Watch CBS News

Oregon death from lung illness may be linked to vaping, officials say

High schoolers say 20% of peers are vaping
High school students say measures to curb youth vaping won't work 04:21

Salem, Oregon — Oregon health officials say they are investigating the death of a person who had severe respiratory illness after using an e-cigarette. Investigators at the Oregon Health Authority Public Health Division said Tuesday that they received reports that the person who died in July had recently used a vaping device containing cannabis bought from an Oregon store.

Officials from the Centers for Disease Control and Prevention said they are looking at 215 possible cases across 25 states. All the cases involve teens or adults who have used e-cigarettes or other vaping devices. Symptoms of the disease include coughing, shortness of breath, chest pain, fatigue, nausea and vomiting.

The Oregon Health Authority did not say the age or gender of the person who died, CBS affiliate KOIN reports.

Public health physician Ann Thomas says investigators don't yet know whether the illnesses are caused by contaminants, ingredients in the liquid or something such as the device itself. Officials from the Centers for Disease Control and Prevention last week recommended that people who vape consider avoiding e-cigarettes while they investigate.

Doctor on vaping: "Nobody is saying that this has value or benefit" for youths 06:48

The death comes less than two weeks after Illinois health officials said that a patient who contracted a serious lung disease after vaping died, which may have marked the first death in the U.S. linked to the smoking alternative.

Sickened individuals experienced symptoms including shortness of breath, cough and chest pain.

Last week, an 18-year-old told CBS News that his lung collapsed after vaping.
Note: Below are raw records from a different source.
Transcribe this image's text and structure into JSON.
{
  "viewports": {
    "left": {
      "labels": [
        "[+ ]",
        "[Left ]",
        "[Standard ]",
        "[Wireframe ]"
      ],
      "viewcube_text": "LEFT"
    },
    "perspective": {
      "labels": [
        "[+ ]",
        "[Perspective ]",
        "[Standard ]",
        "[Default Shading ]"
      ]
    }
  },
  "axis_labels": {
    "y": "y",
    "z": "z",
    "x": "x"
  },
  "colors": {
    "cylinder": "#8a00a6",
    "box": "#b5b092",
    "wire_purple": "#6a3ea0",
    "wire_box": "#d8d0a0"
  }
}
Chance Ammirata, who had never been a traditional smoker, said he started using Juul e-cigarettes a year and a half ago, when he was 16. He now believes Juuls caused his lung injury.

In an exclusive interview with "CBS This Morning's" Tony Dokoupil, Juul CEO Kevin Burns said the company never intended for Juul to be used by kids or teenagers.

"As a parent of a 16-year-old, 19-year-old, I don't want my kids using the product. It's not intended for them," he said.  

Tony Dokoupil on his interview with Juul's CEO about vaping 10:28
View CBS News In
CBS News App Open
Chrome Safari Continue
Be the first to know
Get browser notifications for breaking news, live events, and exclusive reporting.